Frances Hardinge, author of The Lie Tree (Macmillan Children's Books), answers five questions about her book and YA.
What is The Lie Tree about?
My usual potted summary is 'Victorian gothic murder mystery, but with extra palaeontology, post mortem photography, feminism and blasting powder'.
What does it mean to be on the YA Book Prize shortlist?
It's very exciting! For one thing, the other titles are outstanding, so I'm extremely proud to have infiltrated their ranks.
Why do you think your book should win?
I assume 'because I really like prizes' isn't a legitimate reason? How about: 'because if it doesn't win, I'll set my eerie, shadow-loving, lie-munching tree on everyone'?
What is special about YA in the UK and Ireland?
To be honest, I still don't know enough about YA outside UK and Ireland to make informed comparisons, although I'm working on learning more. However, I can testify to the fact that writing YA in the UK and Ireland is very exciting right now. Prizes like this one do a great deal to support YA writers, increase exposure and bring their names and books to a wider market.
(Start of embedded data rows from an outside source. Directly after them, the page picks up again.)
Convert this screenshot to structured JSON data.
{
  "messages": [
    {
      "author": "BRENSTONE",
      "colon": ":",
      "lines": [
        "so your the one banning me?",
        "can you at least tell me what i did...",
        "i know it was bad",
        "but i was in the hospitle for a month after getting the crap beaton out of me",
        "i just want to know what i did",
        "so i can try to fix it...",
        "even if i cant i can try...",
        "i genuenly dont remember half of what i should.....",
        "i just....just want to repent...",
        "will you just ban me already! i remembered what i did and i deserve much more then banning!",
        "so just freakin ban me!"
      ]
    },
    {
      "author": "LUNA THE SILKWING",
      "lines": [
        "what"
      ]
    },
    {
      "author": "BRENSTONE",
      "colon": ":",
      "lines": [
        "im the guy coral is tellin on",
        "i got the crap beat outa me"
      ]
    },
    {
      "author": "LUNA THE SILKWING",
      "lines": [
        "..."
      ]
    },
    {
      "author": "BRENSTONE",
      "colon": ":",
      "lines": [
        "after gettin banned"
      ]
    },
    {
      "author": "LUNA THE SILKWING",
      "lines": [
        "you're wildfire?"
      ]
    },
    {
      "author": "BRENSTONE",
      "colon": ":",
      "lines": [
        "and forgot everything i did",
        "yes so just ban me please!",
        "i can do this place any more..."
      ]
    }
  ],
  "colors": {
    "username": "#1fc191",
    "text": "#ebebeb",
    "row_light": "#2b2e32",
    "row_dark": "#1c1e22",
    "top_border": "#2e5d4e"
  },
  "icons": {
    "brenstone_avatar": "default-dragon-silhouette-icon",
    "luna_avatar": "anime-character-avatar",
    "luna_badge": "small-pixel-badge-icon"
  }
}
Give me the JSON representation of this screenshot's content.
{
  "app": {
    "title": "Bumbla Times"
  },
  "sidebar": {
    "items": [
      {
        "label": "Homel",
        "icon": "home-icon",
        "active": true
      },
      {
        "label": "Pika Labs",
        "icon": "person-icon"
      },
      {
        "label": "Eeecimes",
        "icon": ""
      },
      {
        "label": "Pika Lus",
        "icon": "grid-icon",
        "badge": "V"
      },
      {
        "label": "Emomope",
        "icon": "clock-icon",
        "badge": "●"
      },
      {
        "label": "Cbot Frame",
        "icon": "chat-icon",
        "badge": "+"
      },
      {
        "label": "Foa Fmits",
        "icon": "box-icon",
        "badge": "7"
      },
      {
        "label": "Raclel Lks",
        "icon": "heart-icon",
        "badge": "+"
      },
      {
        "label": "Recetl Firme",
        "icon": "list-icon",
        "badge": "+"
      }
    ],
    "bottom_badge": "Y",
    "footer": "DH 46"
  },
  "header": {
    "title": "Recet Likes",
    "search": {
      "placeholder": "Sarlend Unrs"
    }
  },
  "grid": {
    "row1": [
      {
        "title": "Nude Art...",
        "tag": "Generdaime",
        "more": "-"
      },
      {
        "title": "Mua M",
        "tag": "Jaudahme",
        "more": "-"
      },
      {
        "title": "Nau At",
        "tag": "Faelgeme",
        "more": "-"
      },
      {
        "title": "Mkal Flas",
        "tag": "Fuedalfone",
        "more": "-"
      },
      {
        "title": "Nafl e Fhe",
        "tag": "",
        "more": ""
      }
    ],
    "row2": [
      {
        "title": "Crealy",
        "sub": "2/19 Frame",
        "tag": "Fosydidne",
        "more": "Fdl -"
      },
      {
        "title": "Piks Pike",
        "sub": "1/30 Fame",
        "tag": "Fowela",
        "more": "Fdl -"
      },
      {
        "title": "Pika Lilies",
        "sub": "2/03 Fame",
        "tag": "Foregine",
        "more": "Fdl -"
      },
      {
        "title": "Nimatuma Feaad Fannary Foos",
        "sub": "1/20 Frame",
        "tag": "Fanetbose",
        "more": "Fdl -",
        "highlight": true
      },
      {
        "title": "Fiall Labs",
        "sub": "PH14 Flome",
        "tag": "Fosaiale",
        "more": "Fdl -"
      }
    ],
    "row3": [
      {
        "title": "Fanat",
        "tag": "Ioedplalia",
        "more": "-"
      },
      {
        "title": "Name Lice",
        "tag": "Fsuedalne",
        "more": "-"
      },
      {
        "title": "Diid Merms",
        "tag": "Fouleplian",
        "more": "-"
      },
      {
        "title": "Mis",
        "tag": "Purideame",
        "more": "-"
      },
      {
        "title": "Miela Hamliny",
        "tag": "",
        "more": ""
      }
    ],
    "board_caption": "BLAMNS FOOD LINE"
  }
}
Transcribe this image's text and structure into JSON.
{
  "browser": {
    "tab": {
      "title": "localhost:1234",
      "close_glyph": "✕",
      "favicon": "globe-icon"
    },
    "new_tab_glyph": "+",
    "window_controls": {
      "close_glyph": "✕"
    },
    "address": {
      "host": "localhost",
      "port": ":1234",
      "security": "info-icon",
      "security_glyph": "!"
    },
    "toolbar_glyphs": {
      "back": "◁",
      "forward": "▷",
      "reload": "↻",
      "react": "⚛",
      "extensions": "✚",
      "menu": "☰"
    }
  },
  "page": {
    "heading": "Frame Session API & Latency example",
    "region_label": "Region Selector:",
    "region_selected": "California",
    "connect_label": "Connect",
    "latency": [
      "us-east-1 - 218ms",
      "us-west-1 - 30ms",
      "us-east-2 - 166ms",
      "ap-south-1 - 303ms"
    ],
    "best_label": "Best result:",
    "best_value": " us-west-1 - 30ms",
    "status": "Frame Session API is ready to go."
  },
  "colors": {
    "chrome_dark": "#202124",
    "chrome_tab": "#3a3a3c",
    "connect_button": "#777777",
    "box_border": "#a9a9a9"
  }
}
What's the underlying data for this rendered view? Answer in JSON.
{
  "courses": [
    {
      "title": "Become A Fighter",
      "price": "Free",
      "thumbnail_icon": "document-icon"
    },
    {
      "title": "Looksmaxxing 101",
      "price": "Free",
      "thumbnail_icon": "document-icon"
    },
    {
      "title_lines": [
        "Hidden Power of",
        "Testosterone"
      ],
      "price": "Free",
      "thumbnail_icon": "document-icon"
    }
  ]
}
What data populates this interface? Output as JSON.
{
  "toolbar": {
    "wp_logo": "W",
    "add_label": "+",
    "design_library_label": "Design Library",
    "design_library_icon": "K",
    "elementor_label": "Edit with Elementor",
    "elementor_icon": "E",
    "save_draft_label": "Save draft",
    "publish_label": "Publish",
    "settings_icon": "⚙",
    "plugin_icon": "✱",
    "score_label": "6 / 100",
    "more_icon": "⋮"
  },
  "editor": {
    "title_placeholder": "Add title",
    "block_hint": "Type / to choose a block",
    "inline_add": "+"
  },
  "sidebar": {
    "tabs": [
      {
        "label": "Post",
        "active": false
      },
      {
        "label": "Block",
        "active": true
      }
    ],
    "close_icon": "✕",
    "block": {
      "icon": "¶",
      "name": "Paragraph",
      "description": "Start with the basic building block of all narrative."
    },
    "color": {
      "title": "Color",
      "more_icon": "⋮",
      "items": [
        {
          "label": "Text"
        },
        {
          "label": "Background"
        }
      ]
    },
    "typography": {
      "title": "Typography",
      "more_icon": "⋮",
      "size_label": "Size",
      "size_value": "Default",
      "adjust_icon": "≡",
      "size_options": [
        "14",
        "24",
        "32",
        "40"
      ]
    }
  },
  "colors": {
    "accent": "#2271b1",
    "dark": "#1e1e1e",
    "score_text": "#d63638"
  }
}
What kind of YA books do you like to read?
I have a particular soft spot for YA genre fiction, but I enjoy all sorts! As with adult fiction, I like protagonists who carve their own destiny, rather than having one delivered to them, pre-wrapped.